- **To do**:
Write out every line below that includes the word "Destination".

(Excerpts from an interface dataset)
========================================

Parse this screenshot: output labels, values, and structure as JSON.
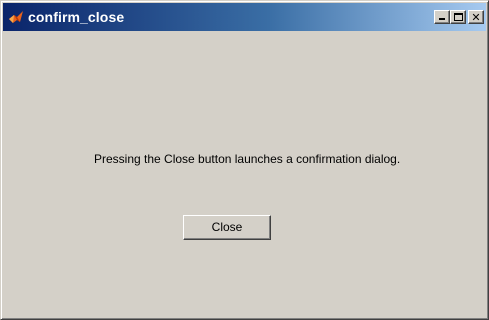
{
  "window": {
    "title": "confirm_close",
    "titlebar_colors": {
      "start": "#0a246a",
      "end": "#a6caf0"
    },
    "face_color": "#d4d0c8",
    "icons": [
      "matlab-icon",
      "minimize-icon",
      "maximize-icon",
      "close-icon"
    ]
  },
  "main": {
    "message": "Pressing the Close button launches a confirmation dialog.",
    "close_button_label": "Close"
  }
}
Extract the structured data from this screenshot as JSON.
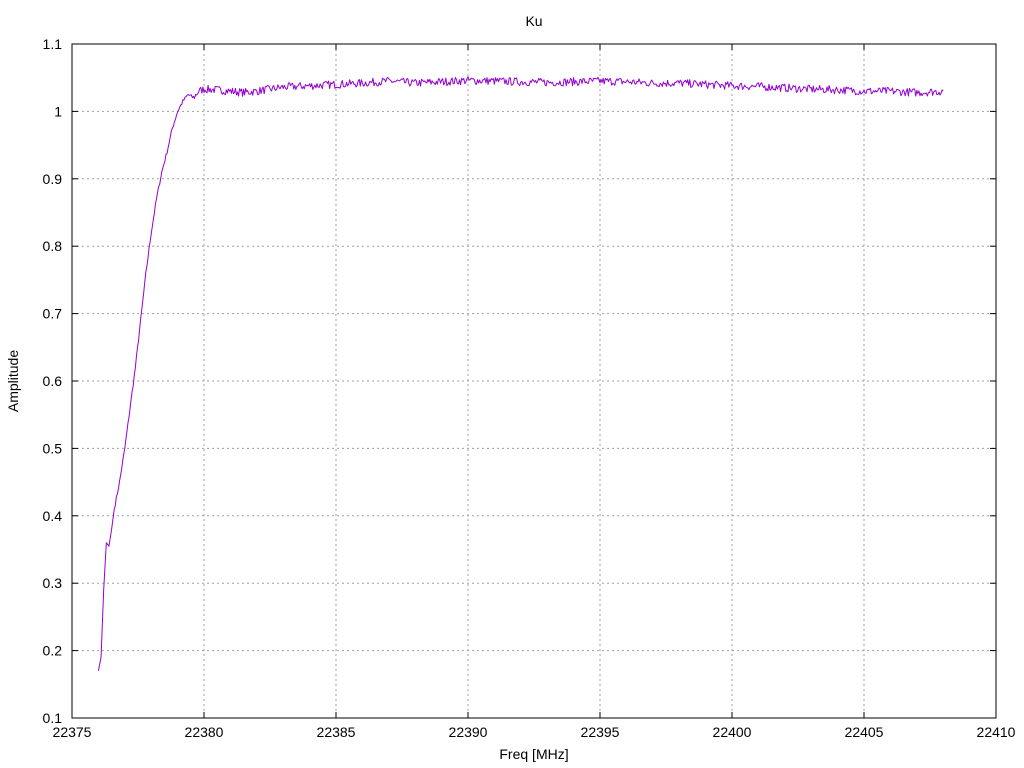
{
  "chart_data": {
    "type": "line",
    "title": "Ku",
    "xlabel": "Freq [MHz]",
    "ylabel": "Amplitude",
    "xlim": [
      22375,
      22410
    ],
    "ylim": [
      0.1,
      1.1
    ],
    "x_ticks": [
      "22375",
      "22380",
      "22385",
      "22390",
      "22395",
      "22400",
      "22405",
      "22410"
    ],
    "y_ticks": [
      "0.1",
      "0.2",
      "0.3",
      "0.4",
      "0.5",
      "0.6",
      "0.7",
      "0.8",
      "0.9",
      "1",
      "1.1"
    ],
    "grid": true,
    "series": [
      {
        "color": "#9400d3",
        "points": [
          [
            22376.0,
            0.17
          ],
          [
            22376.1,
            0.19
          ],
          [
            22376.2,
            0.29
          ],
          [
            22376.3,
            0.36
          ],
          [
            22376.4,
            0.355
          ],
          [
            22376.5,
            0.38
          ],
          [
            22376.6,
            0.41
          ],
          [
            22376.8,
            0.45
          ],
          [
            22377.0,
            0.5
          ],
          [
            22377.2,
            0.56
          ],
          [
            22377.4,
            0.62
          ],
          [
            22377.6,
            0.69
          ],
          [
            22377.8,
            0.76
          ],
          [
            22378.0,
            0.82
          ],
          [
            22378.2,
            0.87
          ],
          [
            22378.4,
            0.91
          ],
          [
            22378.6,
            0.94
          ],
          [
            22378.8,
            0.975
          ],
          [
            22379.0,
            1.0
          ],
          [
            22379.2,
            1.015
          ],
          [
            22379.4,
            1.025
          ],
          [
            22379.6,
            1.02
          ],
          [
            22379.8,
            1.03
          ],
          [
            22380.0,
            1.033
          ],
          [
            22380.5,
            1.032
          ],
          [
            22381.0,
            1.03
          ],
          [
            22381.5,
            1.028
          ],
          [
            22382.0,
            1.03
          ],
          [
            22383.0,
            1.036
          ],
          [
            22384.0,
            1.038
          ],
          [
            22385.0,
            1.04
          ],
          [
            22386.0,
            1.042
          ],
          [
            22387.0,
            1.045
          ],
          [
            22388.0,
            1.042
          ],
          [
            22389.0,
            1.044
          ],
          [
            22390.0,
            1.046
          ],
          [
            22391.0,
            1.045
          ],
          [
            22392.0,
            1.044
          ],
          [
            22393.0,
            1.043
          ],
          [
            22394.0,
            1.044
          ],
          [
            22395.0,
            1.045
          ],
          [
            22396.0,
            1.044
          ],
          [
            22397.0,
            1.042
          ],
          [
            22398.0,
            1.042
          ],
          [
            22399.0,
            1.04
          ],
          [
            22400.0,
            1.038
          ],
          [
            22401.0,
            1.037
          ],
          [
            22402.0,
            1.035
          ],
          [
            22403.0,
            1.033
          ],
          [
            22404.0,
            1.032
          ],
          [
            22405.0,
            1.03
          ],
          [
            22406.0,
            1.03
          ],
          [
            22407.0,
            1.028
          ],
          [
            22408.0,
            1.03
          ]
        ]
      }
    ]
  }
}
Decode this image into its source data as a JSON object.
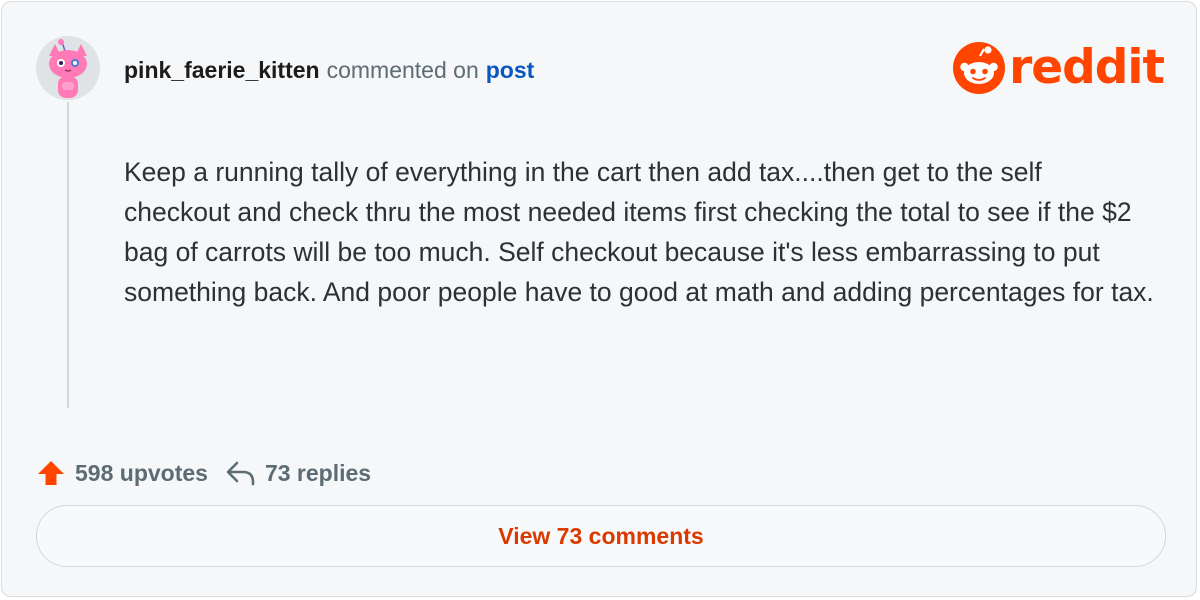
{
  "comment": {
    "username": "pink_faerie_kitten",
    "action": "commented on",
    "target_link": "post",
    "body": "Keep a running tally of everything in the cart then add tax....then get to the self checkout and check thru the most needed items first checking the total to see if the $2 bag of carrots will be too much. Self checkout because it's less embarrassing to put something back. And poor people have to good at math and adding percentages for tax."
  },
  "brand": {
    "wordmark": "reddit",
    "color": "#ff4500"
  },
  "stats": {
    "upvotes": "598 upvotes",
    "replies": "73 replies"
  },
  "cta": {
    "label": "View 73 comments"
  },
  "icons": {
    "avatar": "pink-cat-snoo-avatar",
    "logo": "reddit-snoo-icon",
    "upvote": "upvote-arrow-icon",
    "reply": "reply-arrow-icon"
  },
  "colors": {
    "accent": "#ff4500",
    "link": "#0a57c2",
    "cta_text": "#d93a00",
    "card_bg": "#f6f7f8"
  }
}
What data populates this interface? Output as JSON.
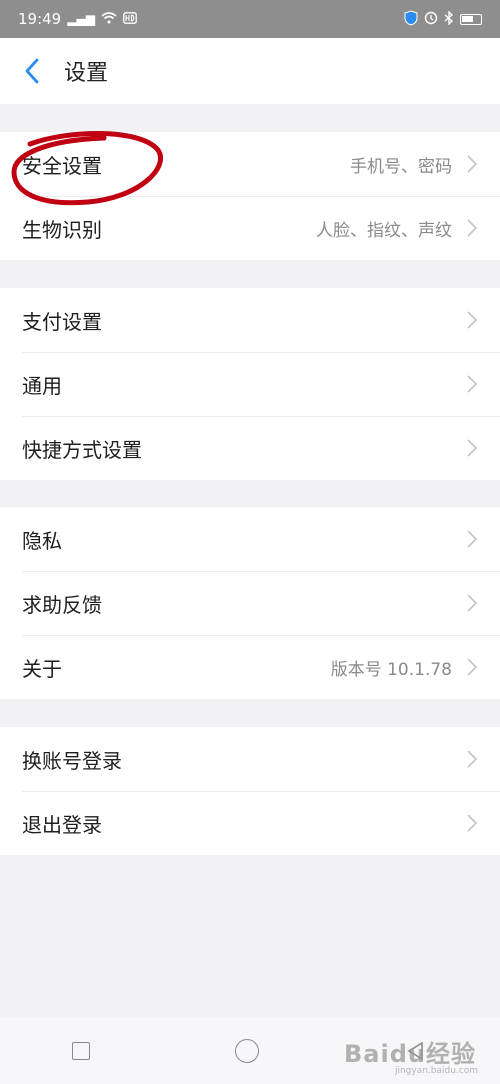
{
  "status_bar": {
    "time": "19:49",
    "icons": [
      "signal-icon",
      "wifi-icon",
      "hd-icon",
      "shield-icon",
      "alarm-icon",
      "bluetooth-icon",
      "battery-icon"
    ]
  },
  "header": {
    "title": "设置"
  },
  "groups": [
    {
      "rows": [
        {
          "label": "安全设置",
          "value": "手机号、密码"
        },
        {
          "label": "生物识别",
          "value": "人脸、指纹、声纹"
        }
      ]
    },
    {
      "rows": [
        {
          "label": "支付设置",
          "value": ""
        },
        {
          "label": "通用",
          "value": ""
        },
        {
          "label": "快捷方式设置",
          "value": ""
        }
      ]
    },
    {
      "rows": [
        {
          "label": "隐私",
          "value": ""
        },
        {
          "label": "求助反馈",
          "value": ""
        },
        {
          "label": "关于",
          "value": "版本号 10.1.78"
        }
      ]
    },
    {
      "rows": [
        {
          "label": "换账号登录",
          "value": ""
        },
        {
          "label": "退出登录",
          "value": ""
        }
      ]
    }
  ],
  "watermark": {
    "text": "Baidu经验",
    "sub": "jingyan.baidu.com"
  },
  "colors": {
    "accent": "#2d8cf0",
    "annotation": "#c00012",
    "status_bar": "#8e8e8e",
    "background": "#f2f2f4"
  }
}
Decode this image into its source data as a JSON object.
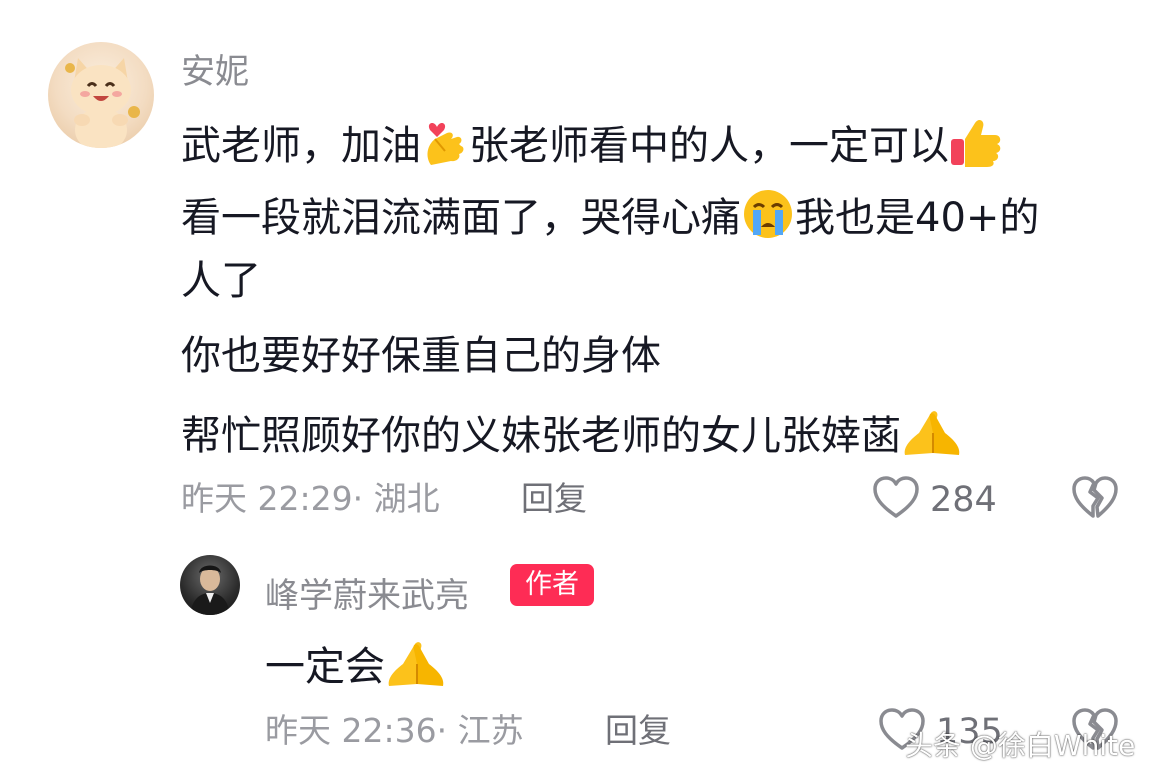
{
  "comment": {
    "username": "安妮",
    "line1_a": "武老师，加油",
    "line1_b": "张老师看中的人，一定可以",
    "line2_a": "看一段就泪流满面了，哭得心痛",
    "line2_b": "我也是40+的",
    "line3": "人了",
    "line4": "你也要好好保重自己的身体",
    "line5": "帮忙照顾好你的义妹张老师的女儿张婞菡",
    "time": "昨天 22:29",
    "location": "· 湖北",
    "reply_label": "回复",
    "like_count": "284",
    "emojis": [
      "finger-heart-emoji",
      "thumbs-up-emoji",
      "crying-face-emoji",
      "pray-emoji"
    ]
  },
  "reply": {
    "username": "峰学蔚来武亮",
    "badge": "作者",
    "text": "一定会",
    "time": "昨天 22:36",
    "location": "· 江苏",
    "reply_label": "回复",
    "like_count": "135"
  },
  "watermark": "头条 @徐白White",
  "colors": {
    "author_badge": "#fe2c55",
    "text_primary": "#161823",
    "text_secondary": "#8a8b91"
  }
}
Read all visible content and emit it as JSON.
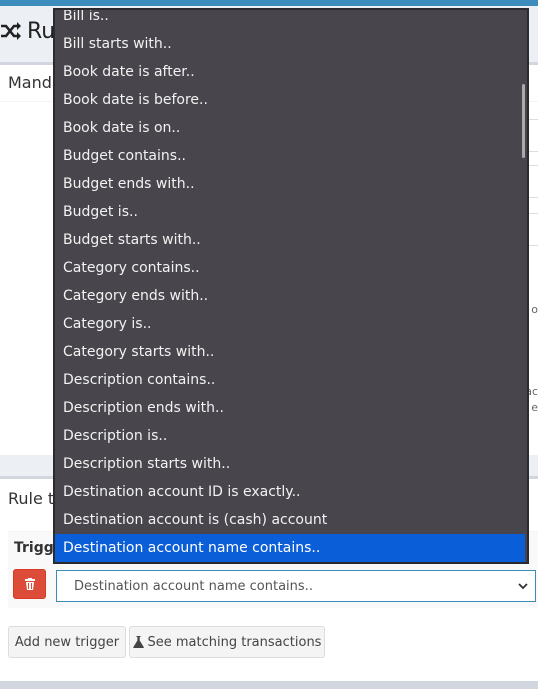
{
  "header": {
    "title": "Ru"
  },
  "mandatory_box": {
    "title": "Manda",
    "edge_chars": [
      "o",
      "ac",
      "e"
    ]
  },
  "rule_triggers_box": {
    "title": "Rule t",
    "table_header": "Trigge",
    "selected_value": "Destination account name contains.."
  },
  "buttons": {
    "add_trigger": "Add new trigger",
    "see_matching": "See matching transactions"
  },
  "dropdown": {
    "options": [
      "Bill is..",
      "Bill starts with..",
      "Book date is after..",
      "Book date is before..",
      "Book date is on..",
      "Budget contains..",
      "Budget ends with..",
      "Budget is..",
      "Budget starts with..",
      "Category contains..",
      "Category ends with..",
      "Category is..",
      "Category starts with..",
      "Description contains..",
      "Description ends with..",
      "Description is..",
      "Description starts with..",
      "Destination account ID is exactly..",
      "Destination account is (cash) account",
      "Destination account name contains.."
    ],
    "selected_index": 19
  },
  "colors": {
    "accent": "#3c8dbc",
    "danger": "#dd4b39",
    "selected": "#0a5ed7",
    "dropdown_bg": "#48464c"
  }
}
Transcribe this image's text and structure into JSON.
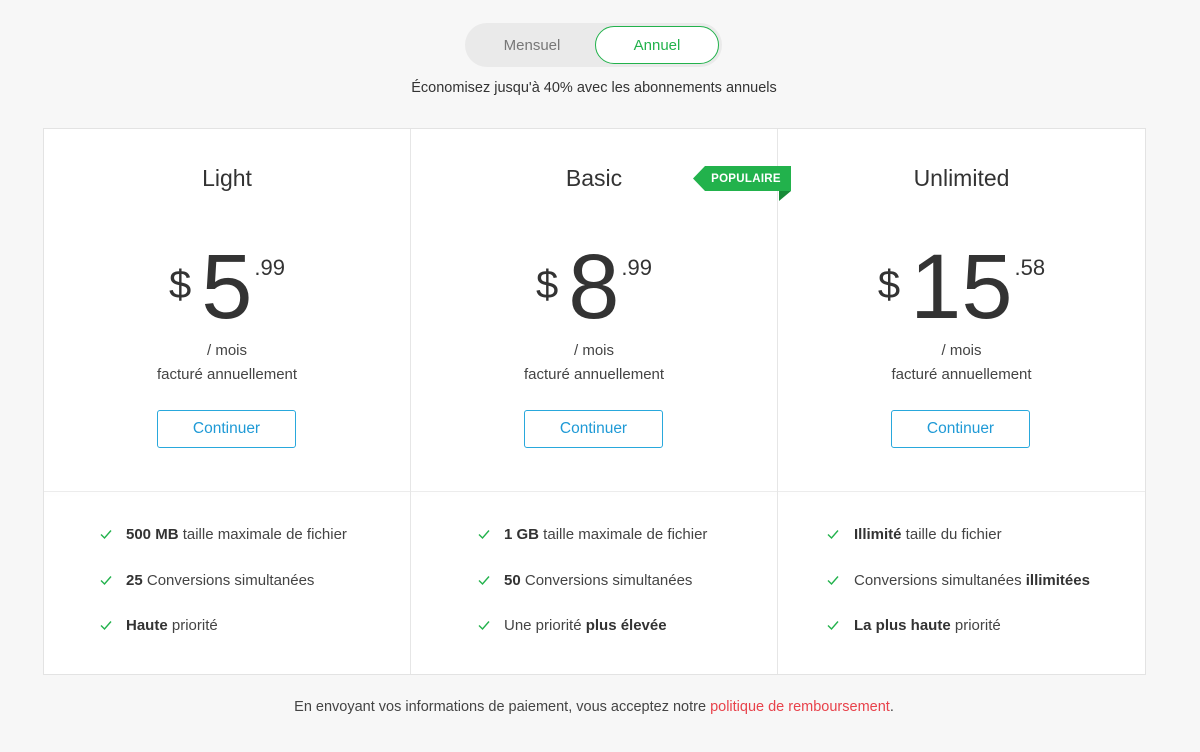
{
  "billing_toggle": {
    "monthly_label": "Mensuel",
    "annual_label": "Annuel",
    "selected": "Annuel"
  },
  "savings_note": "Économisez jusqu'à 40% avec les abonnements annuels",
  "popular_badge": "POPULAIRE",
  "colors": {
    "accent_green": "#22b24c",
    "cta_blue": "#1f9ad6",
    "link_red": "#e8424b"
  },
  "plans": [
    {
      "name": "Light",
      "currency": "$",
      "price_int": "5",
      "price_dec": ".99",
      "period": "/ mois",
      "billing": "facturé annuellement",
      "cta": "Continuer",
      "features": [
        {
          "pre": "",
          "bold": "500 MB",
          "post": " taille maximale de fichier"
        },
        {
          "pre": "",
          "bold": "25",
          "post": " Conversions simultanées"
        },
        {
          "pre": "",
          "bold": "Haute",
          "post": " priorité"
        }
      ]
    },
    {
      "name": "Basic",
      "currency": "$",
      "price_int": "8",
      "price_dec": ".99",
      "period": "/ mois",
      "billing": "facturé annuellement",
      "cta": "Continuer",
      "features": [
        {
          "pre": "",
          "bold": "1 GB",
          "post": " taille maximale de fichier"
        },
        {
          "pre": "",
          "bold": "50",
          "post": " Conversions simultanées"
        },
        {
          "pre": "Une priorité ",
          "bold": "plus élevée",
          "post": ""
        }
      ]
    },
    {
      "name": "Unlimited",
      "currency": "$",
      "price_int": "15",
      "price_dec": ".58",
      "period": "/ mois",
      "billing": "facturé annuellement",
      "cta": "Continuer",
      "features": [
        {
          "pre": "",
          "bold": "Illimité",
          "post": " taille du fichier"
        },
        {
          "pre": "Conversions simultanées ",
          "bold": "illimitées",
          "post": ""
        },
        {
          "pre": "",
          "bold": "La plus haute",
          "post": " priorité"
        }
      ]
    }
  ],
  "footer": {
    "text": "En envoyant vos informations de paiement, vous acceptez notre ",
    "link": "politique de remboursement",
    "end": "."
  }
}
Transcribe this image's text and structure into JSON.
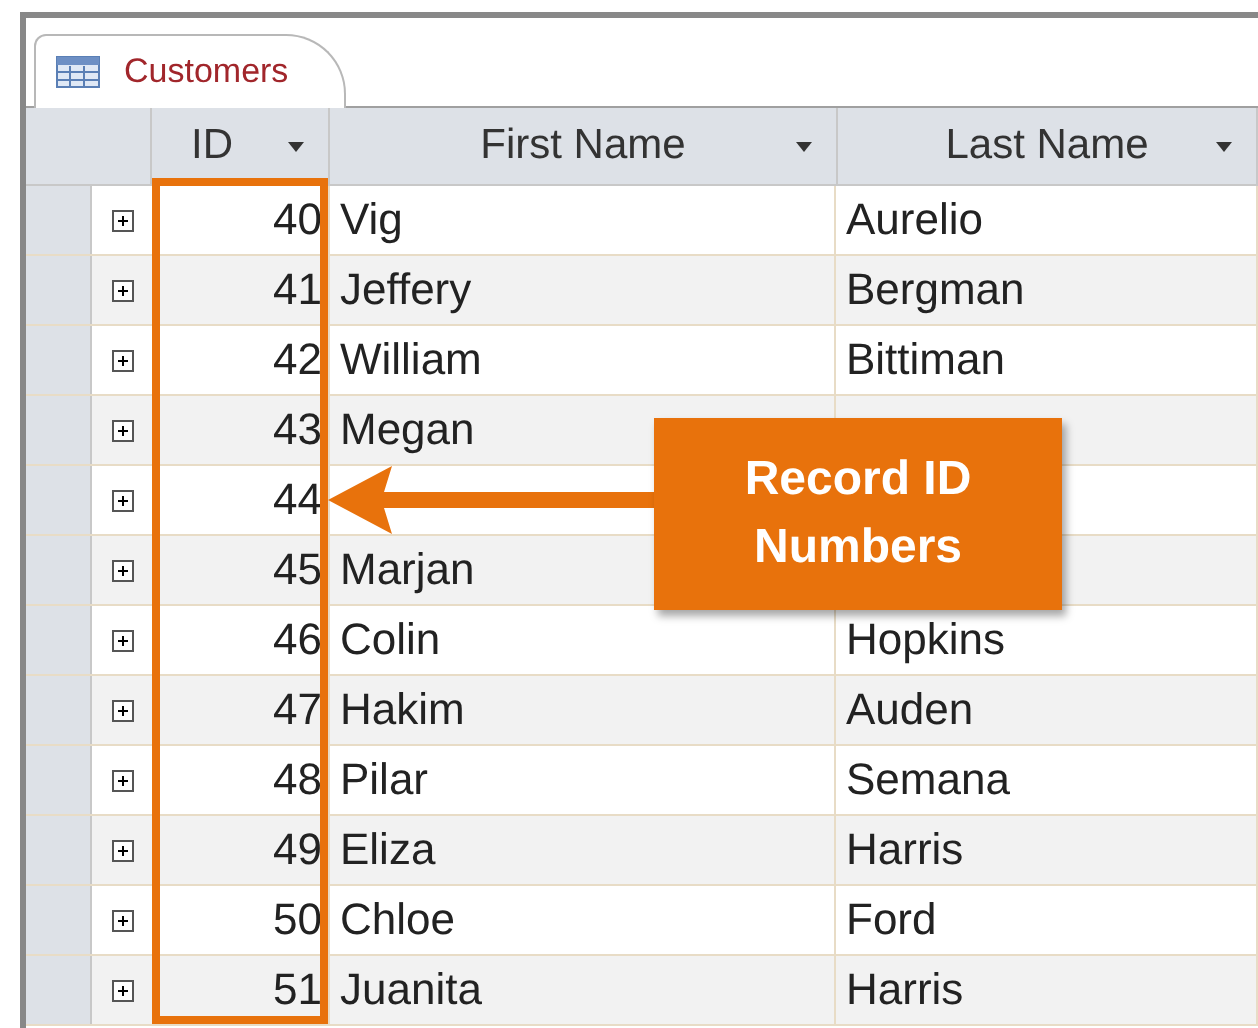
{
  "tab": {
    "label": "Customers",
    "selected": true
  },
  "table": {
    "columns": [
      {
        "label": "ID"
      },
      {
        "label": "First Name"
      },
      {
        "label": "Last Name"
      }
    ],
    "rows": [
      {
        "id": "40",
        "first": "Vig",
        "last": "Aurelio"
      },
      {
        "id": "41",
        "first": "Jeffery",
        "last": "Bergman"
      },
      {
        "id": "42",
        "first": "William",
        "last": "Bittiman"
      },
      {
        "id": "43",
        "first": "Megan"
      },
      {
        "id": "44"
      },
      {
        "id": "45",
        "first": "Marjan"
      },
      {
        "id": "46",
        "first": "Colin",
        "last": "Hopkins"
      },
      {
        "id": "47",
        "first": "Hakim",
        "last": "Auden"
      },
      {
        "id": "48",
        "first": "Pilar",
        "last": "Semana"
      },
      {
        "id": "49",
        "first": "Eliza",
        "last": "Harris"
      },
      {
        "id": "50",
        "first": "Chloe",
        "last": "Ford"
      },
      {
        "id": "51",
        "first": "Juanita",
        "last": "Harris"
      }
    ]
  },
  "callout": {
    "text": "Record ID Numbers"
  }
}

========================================

- **Output below**:
    "selected_value": "Destination account name contains.."
      "Destination account ID is exactly..",
      "Destination account is (cash) account",
      "Destination account name contains.."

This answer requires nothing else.